Information provided
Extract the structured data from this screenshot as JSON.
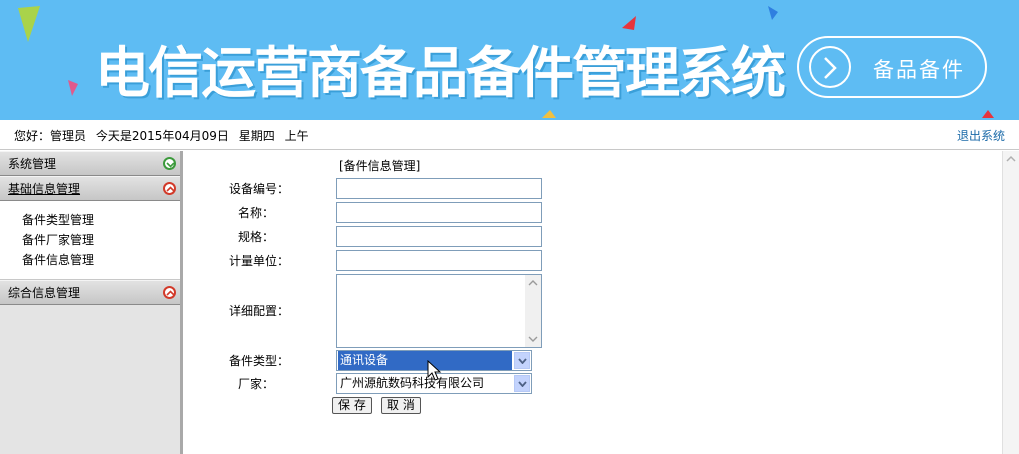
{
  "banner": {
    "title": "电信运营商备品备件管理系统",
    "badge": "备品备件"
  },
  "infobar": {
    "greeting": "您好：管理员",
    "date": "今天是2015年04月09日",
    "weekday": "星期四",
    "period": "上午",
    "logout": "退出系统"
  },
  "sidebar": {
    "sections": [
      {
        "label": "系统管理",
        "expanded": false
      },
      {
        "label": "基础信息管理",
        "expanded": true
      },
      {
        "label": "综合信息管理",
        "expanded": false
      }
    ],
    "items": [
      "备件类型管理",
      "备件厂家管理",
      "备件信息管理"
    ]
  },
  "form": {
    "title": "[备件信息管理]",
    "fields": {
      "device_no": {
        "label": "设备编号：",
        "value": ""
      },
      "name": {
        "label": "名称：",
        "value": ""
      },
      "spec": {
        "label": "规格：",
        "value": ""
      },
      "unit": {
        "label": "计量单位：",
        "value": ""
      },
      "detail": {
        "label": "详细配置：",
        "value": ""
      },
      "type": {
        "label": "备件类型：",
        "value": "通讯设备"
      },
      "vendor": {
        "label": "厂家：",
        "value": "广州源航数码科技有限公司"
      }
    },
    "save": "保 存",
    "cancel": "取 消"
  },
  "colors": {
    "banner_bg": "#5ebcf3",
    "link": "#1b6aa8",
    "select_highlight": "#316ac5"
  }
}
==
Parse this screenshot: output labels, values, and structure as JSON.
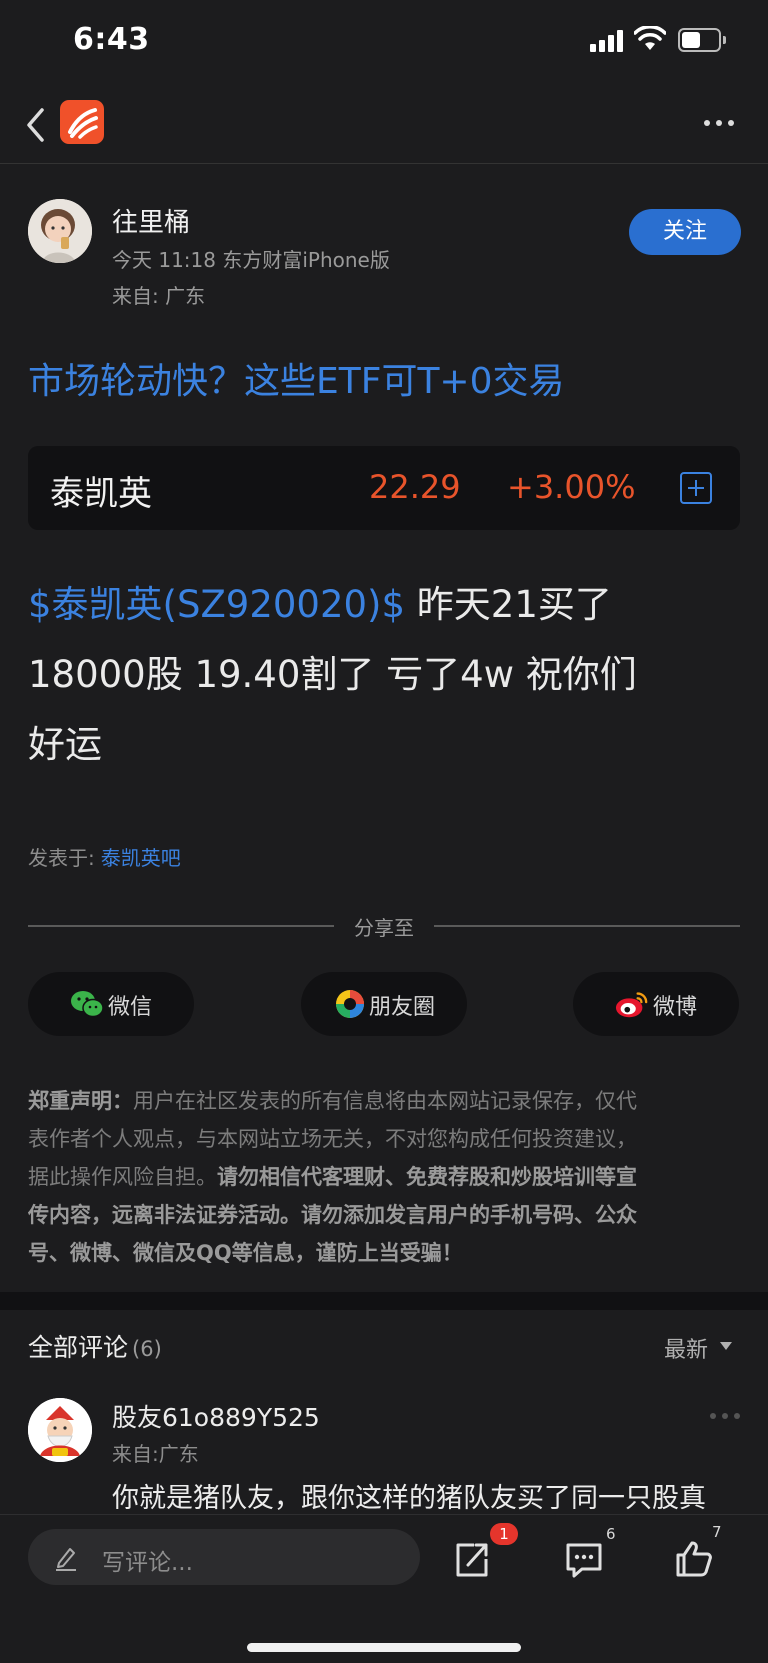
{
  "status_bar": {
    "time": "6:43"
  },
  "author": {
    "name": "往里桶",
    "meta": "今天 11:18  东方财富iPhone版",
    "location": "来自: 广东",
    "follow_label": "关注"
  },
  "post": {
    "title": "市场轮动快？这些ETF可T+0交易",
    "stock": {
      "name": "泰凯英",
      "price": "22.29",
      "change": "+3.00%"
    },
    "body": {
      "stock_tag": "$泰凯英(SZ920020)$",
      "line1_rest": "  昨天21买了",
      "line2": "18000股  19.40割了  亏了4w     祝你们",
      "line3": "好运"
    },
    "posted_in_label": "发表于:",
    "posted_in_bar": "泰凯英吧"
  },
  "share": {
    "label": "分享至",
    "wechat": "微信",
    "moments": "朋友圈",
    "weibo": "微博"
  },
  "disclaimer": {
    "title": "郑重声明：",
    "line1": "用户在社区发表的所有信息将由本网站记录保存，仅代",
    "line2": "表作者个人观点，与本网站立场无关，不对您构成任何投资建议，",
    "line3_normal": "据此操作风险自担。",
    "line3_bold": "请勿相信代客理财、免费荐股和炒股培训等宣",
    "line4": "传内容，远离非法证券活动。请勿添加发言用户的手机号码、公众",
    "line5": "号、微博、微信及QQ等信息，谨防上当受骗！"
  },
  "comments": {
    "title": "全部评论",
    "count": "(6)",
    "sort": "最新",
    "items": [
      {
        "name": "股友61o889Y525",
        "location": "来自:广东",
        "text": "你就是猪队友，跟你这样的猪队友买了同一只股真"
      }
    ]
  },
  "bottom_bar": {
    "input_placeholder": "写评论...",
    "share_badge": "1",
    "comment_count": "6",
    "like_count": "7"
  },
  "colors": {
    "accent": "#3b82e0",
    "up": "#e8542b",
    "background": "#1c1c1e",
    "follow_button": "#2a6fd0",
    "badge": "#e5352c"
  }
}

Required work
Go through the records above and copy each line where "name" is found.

Response below
      "name": {
    "name": "往里桶",
      "name": "泰凯英",
        "name": "股友61o889Y525",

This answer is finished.